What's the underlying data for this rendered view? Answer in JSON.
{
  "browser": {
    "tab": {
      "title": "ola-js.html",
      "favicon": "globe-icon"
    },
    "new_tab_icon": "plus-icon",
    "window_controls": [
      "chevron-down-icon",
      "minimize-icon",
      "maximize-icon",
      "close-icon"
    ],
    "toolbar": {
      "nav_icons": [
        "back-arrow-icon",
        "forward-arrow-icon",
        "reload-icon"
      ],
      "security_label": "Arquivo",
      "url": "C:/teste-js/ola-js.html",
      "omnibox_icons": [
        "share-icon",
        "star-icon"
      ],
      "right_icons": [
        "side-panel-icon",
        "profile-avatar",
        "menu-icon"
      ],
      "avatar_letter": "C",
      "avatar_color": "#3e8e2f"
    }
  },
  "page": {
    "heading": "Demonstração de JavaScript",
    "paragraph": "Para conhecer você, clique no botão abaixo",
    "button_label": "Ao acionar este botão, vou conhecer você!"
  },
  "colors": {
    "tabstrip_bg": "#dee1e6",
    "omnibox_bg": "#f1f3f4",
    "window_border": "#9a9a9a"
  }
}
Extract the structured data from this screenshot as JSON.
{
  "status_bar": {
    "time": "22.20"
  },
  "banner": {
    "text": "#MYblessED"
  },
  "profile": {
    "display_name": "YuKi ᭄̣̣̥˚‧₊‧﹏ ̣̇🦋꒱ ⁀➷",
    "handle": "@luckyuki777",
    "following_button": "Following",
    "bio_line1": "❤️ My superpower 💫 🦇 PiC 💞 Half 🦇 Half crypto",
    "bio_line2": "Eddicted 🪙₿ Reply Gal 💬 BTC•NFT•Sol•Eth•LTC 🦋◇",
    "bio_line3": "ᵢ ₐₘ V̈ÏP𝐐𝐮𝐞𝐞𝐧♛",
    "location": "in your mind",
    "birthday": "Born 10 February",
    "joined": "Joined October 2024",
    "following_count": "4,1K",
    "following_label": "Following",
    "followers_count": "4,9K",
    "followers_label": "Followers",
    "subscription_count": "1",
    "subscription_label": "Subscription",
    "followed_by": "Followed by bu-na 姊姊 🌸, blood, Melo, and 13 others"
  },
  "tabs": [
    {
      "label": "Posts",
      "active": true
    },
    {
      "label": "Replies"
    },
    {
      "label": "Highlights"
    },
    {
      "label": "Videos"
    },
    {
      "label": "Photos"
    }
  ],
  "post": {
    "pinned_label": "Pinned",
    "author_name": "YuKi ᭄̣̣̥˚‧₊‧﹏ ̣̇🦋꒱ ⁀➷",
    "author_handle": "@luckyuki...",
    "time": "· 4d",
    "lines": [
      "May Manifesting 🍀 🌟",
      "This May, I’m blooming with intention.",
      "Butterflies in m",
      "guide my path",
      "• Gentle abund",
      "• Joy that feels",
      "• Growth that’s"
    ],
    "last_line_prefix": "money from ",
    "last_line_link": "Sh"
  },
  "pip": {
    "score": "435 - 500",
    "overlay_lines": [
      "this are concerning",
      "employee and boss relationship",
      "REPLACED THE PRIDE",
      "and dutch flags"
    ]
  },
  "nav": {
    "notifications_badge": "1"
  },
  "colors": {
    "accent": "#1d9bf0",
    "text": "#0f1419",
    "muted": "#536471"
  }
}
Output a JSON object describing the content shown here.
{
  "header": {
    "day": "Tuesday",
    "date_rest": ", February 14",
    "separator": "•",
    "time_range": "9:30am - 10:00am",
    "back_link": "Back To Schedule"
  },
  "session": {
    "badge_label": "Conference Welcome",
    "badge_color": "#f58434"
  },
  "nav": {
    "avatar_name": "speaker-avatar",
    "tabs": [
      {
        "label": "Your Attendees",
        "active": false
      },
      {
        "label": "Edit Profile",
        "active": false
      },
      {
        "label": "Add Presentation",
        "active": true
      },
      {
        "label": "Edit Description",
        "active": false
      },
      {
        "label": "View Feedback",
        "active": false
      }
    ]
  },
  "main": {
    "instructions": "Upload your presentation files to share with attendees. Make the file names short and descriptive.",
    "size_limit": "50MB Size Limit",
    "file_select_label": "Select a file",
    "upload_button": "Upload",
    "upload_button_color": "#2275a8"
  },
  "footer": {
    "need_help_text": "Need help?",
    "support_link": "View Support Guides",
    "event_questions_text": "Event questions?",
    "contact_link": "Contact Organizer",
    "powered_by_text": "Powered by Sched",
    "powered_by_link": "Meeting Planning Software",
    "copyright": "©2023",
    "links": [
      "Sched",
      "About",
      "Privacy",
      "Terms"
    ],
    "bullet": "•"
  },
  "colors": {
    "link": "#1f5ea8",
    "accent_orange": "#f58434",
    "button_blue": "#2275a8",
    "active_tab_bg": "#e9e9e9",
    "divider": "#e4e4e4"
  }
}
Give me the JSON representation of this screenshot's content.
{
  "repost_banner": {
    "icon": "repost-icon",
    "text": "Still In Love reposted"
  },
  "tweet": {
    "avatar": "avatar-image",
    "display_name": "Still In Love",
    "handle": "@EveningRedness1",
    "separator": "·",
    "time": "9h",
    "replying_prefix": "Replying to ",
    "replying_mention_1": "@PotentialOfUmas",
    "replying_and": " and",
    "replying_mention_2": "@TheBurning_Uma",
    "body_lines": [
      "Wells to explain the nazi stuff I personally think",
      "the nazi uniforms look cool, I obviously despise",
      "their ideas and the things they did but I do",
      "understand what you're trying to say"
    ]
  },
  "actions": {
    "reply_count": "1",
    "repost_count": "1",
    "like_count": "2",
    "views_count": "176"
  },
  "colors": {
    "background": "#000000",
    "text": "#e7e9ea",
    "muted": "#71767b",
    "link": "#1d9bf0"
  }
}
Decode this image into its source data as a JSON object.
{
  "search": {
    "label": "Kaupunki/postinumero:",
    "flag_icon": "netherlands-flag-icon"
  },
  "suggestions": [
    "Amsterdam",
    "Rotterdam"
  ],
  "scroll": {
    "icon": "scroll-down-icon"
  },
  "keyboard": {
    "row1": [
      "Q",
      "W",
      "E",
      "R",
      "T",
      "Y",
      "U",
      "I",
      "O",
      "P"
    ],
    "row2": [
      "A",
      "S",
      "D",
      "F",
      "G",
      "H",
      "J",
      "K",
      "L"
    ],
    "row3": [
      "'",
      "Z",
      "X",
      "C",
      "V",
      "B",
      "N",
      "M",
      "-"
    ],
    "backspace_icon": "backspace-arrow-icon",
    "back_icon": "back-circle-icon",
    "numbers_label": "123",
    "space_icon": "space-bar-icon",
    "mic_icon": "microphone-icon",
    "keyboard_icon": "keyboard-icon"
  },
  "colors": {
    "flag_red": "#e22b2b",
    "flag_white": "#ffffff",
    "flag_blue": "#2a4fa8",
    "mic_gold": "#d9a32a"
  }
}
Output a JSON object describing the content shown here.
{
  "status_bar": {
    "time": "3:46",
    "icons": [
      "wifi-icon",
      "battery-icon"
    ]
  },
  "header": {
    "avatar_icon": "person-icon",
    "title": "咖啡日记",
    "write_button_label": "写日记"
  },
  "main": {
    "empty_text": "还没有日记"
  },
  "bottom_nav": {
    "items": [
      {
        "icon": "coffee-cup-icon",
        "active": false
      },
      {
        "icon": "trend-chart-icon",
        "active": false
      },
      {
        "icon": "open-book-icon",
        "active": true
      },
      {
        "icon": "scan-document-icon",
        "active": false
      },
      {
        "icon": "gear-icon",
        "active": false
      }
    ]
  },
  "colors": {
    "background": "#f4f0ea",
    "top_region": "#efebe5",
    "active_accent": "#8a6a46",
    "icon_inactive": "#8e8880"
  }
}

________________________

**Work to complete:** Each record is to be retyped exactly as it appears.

**Task response:**
What's the underlying data for this rendered view? Answer in JSON.
{
  "browser": {
    "tab": {
      "title": "ola-js.html",
      "favicon": "globe-icon"
    },
    "new_tab_icon": "plus-icon",
    "window_controls": [
      "chevron-down-icon",
      "minimize-icon",
      "maximize-icon",
      "close-icon"
    ],
    "toolbar": {
      "nav_icons": [
        "back-arrow-icon",
        "forward-arrow-icon",
        "reload-icon"
      ],
      "security_label": "Arquivo",
      "url": "C:/teste-js/ola-js.html",
      "omnibox_icons": [
        "share-icon",
        "star-icon"
      ],
      "right_icons": [
        "side-panel-icon",
        "profile-avatar",
        "menu-icon"
      ],
      "avatar_letter": "C",
      "avatar_color": "#3e8e2f"
    }
  },
  "page": {
    "heading": "Demonstração de JavaScript",
    "paragraph": "Para conhecer você, clique no botão abaixo",
    "button_label": "Ao acionar este botão, vou conhecer você!"
  },
  "colors": {
    "tabstrip_bg": "#dee1e6",
    "omnibox_bg": "#f1f3f4",
    "window_border": "#9a9a9a"
  }
}
Extract the structured data from this screenshot as JSON.
{
  "status_bar": {
    "time": "22.20"
  },
  "banner": {
    "text": "#MYblessED"
  },
  "profile": {
    "display_name": "YuKi ᭄̣̣̥˚‧₊‧﹏ ̣̇🦋꒱ ⁀➷",
    "handle": "@luckyuki777",
    "following_button": "Following",
    "bio_line1": "❤️ My superpower 💫 🦇 PiC 💞 Half 🦇 Half crypto",
    "bio_line2": "Eddicted 🪙₿ Reply Gal 💬 BTC•NFT•Sol•Eth•LTC 🦋◇",
    "bio_line3": "ᵢ ₐₘ V̈ÏP𝐐𝐮𝐞𝐞𝐧♛",
    "location": "in your mind",
    "birthday": "Born 10 February",
    "joined": "Joined October 2024",
    "following_count": "4,1K",
    "following_label": "Following",
    "followers_count": "4,9K",
    "followers_label": "Followers",
    "subscription_count": "1",
    "subscription_label": "Subscription",
    "followed_by": "Followed by bu-na 姊姊 🌸, blood, Melo, and 13 others"
  },
  "tabs": [
    {
      "label": "Posts",
      "active": true
    },
    {
      "label": "Replies"
    },
    {
      "label": "Highlights"
    },
    {
      "label": "Videos"
    },
    {
      "label": "Photos"
    }
  ],
  "post": {
    "pinned_label": "Pinned",
    "author_name": "YuKi ᭄̣̣̥˚‧₊‧﹏ ̣̇🦋꒱ ⁀➷",
    "author_handle": "@luckyuki...",
    "time": "· 4d",
    "lines": [
      "May Manifesting 🍀 🌟",
      "This May, I’m blooming with intention.",
      "Butterflies in m",
      "guide my path",
      "• Gentle abund",
      "• Joy that feels",
      "• Growth that’s"
    ],
    "last_line_prefix": "money from ",
    "last_line_link": "Sh"
  },
  "pip": {
    "score": "435 - 500",
    "overlay_lines": [
      "this are concerning",
      "employee and boss relationship",
      "REPLACED THE PRIDE",
      "and dutch flags"
    ]
  },
  "nav": {
    "notifications_badge": "1"
  },
  "colors": {
    "accent": "#1d9bf0",
    "text": "#0f1419",
    "muted": "#536471"
  }
}
Output a JSON object describing the content shown here.
{
  "header": {
    "day": "Tuesday",
    "date_rest": ", February 14",
    "separator": "•",
    "time_range": "9:30am - 10:00am",
    "back_link": "Back To Schedule"
  },
  "session": {
    "badge_label": "Conference Welcome",
    "badge_color": "#f58434"
  },
  "nav": {
    "avatar_name": "speaker-avatar",
    "tabs": [
      {
        "label": "Your Attendees",
        "active": false
      },
      {
        "label": "Edit Profile",
        "active": false
      },
      {
        "label": "Add Presentation",
        "active": true
      },
      {
        "label": "Edit Description",
        "active": false
      },
      {
        "label": "View Feedback",
        "active": false
      }
    ]
  },
  "main": {
    "instructions": "Upload your presentation files to share with attendees. Make the file names short and descriptive.",
    "size_limit": "50MB Size Limit",
    "file_select_label": "Select a file",
    "upload_button": "Upload",
    "upload_button_color": "#2275a8"
  },
  "footer": {
    "need_help_text": "Need help?",
    "support_link": "View Support Guides",
    "event_questions_text": "Event questions?",
    "contact_link": "Contact Organizer",
    "powered_by_text": "Powered by Sched",
    "powered_by_link": "Meeting Planning Software",
    "copyright": "©2023",
    "links": [
      "Sched",
      "About",
      "Privacy",
      "Terms"
    ],
    "bullet": "•"
  },
  "colors": {
    "link": "#1f5ea8",
    "accent_orange": "#f58434",
    "button_blue": "#2275a8",
    "active_tab_bg": "#e9e9e9",
    "divider": "#e4e4e4"
  }
}
Give me the JSON representation of this screenshot's content.
{
  "repost_banner": {
    "icon": "repost-icon",
    "text": "Still In Love reposted"
  },
  "tweet": {
    "avatar": "avatar-image",
    "display_name": "Still In Love",
    "handle": "@EveningRedness1",
    "separator": "·",
    "time": "9h",
    "replying_prefix": "Replying to ",
    "replying_mention_1": "@PotentialOfUmas",
    "replying_and": " and",
    "replying_mention_2": "@TheBurning_Uma",
    "body_lines": [
      "Wells to explain the nazi stuff I personally think",
      "the nazi uniforms look cool, I obviously despise",
      "their ideas and the things they did but I do",
      "understand what you're trying to say"
    ]
  },
  "actions": {
    "reply_count": "1",
    "repost_count": "1",
    "like_count": "2",
    "views_count": "176"
  },
  "colors": {
    "background": "#000000",
    "text": "#e7e9ea",
    "muted": "#71767b",
    "link": "#1d9bf0"
  }
}
Decode this image into its source data as a JSON object.
{
  "search": {
    "label": "Kaupunki/postinumero:",
    "flag_icon": "netherlands-flag-icon"
  },
  "suggestions": [
    "Amsterdam",
    "Rotterdam"
  ],
  "scroll": {
    "icon": "scroll-down-icon"
  },
  "keyboard": {
    "row1": [
      "Q",
      "W",
      "E",
      "R",
      "T",
      "Y",
      "U",
      "I",
      "O",
      "P"
    ],
    "row2": [
      "A",
      "S",
      "D",
      "F",
      "G",
      "H",
      "J",
      "K",
      "L"
    ],
    "row3": [
      "'",
      "Z",
      "X",
      "C",
      "V",
      "B",
      "N",
      "M",
      "-"
    ],
    "backspace_icon": "backspace-arrow-icon",
    "back_icon": "back-circle-icon",
    "numbers_label": "123",
    "space_icon": "space-bar-icon",
    "mic_icon": "microphone-icon",
    "keyboard_icon": "keyboard-icon"
  },
  "colors": {
    "flag_red": "#e22b2b",
    "flag_white": "#ffffff",
    "flag_blue": "#2a4fa8",
    "mic_gold": "#d9a32a"
  }
}
Output a JSON object describing the content shown here.
{
  "status_bar": {
    "time": "3:46",
    "icons": [
      "wifi-icon",
      "battery-icon"
    ]
  },
  "header": {
    "avatar_icon": "person-icon",
    "title": "咖啡日记",
    "write_button_label": "写日记"
  },
  "main": {
    "empty_text": "还没有日记"
  },
  "bottom_nav": {
    "items": [
      {
        "icon": "coffee-cup-icon",
        "active": false
      },
      {
        "icon": "trend-chart-icon",
        "active": false
      },
      {
        "icon": "open-book-icon",
        "active": true
      },
      {
        "icon": "scan-document-icon",
        "active": false
      },
      {
        "icon": "gear-icon",
        "active": false
      }
    ]
  },
  "colors": {
    "background": "#f4f0ea",
    "top_region": "#efebe5",
    "active_accent": "#8a6a46",
    "icon_inactive": "#8e8880"
  }
}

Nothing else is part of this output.